▶ [Task brief]:
For each line in the data that includes "Interior", make a copy.

Website and app data records
******
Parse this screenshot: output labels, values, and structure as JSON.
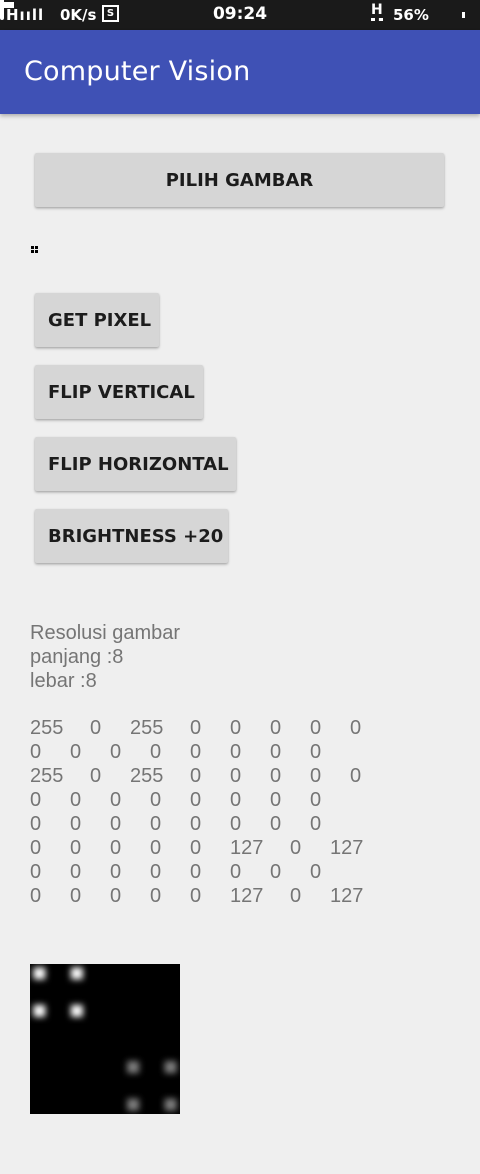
{
  "status_bar": {
    "network": "Hııll",
    "speed": "0K/s",
    "screenshot_glyph": "S",
    "time": "09:24",
    "network_type": "H",
    "battery_percent": "56%",
    "battery_level": 0.56,
    "icons": [
      "signal-icon",
      "screenshot-icon",
      "battery-icon"
    ]
  },
  "app_bar": {
    "title": "Computer Vision",
    "color": "#3f51b5"
  },
  "buttons": {
    "pick_image": "PILIH GAMBAR",
    "get_pixel": "GET PIXEL",
    "flip_vertical": "FLIP VERTICAL",
    "flip_horizontal": "FLIP HORIZONTAL",
    "brightness": "BRIGHTNESS +20"
  },
  "info": {
    "title": "Resolusi gambar",
    "length": "panjang :8",
    "width": "lebar :8"
  },
  "matrix": [
    [
      "255",
      "0",
      "255",
      "0",
      "0",
      "0",
      "0",
      "0"
    ],
    [
      "0",
      "0",
      "0",
      "0",
      "0",
      "0",
      "0",
      "0"
    ],
    [
      "255",
      "0",
      "255",
      "0",
      "0",
      "0",
      "0",
      "0"
    ],
    [
      "0",
      "0",
      "0",
      "0",
      "0",
      "0",
      "0",
      "0"
    ],
    [
      "0",
      "0",
      "0",
      "0",
      "0",
      "0",
      "0",
      "0"
    ],
    [
      "0",
      "0",
      "0",
      "0",
      "0",
      "127",
      "0",
      "127"
    ],
    [
      "0",
      "0",
      "0",
      "0",
      "0",
      "0",
      "0",
      "0"
    ],
    [
      "0",
      "0",
      "0",
      "0",
      "0",
      "127",
      "0",
      "127"
    ]
  ]
}
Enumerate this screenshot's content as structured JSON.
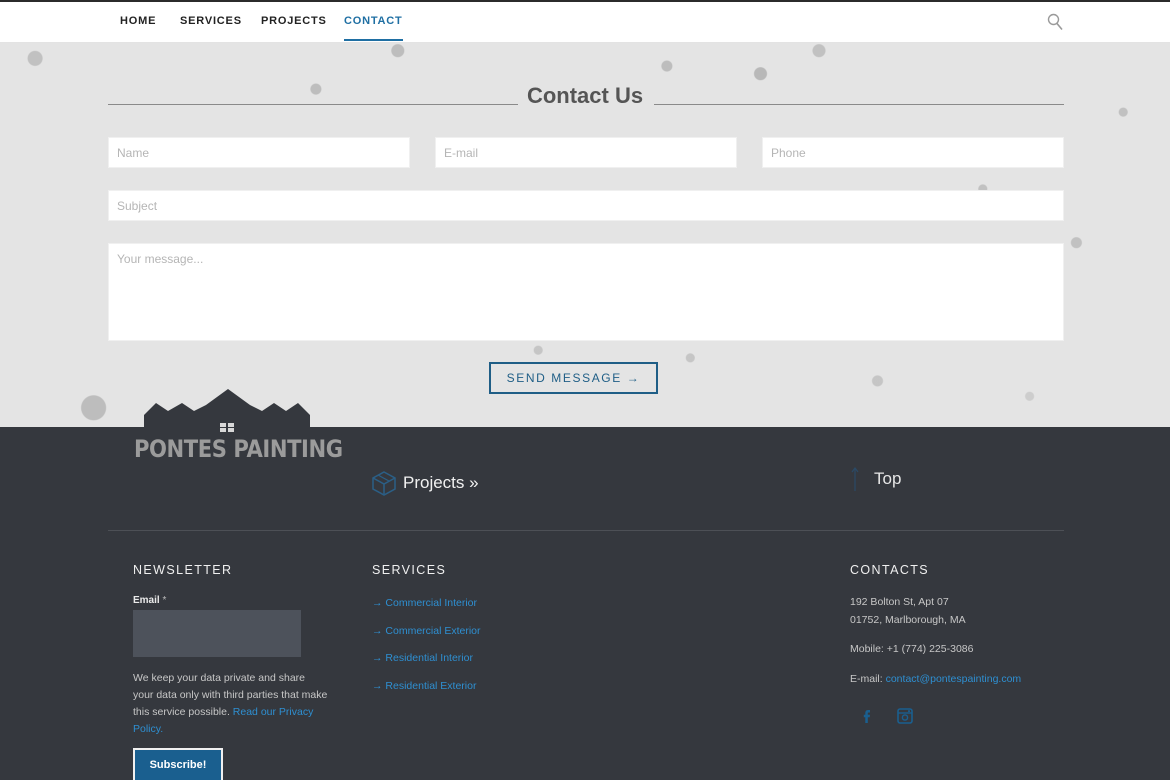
{
  "nav": {
    "items": [
      {
        "label": "HOME"
      },
      {
        "label": "SERVICES"
      },
      {
        "label": "PROJECTS"
      },
      {
        "label": "CONTACT",
        "active": true
      }
    ],
    "search_icon": "search-icon",
    "active_color": "#1f6fa3"
  },
  "contact": {
    "title": "Contact Us",
    "name_placeholder": "Name",
    "email_placeholder": "E-mail",
    "phone_placeholder": "Phone",
    "subject_placeholder": "Subject",
    "message_placeholder": "Your message...",
    "send_label": "SEND MESSAGE →"
  },
  "logo": {
    "text": "PONTES PAINTING"
  },
  "footer": {
    "projects_link": "Projects »",
    "top_link": "Top",
    "newsletter": {
      "title": "NEWSLETTER",
      "email_label": "Email",
      "required_mark": "*",
      "privacy_text": "We keep your data private and share your data only with third parties that make this service possible.",
      "privacy_link": "Read our Privacy Policy.",
      "subscribe_label": "Subscribe!"
    },
    "services": {
      "title": "SERVICES",
      "items": [
        {
          "label": "→ Commercial Interior"
        },
        {
          "label": "→ Commercial Exterior"
        },
        {
          "label": "→ Residential Interior"
        },
        {
          "label": "→ Residential Exterior"
        }
      ]
    },
    "contacts": {
      "title": "CONTACTS",
      "address_line1": "192 Bolton St, Apt 07",
      "address_line2": "01752, Marlborough, MA",
      "mobile": "Mobile: +1 (774) 225-3086",
      "email_prefix": "E-mail:",
      "email": "contact@pontespainting.com",
      "social_icons": [
        "facebook-icon",
        "instagram-icon"
      ]
    },
    "link_color": "#2e8fd1",
    "background": "#35383e"
  }
}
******
▶ [Response to the task]:
          "label": "→ Commercial Interior"
          "label": "→ Residential Interior"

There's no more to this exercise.